# MATERIAL SUPPLIED:
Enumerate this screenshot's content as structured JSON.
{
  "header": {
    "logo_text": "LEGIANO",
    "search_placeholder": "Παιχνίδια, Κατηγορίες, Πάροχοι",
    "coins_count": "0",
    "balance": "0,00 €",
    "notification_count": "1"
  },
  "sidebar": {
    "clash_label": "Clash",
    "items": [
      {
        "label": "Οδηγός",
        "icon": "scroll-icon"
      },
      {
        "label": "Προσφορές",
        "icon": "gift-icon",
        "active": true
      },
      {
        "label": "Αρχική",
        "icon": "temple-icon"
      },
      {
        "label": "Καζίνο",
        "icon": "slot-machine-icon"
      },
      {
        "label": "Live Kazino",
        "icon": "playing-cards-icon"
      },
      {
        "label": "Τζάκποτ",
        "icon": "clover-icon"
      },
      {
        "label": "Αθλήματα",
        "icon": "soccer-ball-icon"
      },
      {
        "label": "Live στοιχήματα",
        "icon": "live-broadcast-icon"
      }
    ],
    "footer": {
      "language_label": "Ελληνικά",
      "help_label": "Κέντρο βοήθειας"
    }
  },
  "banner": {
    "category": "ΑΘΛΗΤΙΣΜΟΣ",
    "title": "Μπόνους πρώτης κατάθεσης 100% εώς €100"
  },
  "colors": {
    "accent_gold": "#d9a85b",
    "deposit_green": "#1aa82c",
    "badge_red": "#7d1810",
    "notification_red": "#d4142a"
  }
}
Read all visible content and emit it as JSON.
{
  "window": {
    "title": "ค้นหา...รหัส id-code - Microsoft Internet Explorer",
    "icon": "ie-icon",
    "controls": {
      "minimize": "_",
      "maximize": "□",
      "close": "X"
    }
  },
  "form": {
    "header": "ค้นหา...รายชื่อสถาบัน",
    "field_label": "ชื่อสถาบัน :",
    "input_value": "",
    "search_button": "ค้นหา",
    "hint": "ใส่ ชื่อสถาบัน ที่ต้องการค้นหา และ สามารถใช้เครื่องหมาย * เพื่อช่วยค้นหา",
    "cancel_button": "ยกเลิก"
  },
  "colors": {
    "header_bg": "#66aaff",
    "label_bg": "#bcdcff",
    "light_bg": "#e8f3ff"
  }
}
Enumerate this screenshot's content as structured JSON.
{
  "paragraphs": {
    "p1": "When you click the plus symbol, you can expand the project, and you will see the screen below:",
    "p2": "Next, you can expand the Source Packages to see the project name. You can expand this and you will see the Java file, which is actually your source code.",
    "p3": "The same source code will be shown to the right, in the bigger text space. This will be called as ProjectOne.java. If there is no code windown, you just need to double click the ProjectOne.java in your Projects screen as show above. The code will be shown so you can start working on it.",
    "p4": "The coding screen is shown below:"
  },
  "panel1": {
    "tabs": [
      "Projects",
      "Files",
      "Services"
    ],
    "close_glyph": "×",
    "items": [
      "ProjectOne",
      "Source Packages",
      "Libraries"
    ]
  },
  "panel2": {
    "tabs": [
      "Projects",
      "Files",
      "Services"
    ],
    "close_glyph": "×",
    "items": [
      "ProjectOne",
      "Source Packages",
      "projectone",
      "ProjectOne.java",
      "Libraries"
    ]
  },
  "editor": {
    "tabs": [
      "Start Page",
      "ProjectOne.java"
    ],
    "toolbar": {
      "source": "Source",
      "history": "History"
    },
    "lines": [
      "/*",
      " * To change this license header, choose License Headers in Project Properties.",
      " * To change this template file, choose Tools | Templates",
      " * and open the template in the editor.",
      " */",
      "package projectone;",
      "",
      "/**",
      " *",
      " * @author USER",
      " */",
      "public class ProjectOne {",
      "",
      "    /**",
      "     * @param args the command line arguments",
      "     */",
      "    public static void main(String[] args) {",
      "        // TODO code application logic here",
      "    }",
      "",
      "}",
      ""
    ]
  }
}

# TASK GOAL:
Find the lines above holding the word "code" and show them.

# RESULT OF THE TASK:
    "title": "ค้นหา...รหัส id-code - Microsoft Internet Explorer",
    "p2": "Next, you can expand the Source Packages to see the project name. You can expand this and you will see the Java file, which is actually your source code.",
    "p3": "The same source code will be shown to the right, in the bigger text space. This will be called as ProjectOne.java. If there is no code windown, you just need to double click the ProjectOne.java in your Projects screen as show above. The code will be shown so you can start working on it.",
      "        // TODO code application logic here",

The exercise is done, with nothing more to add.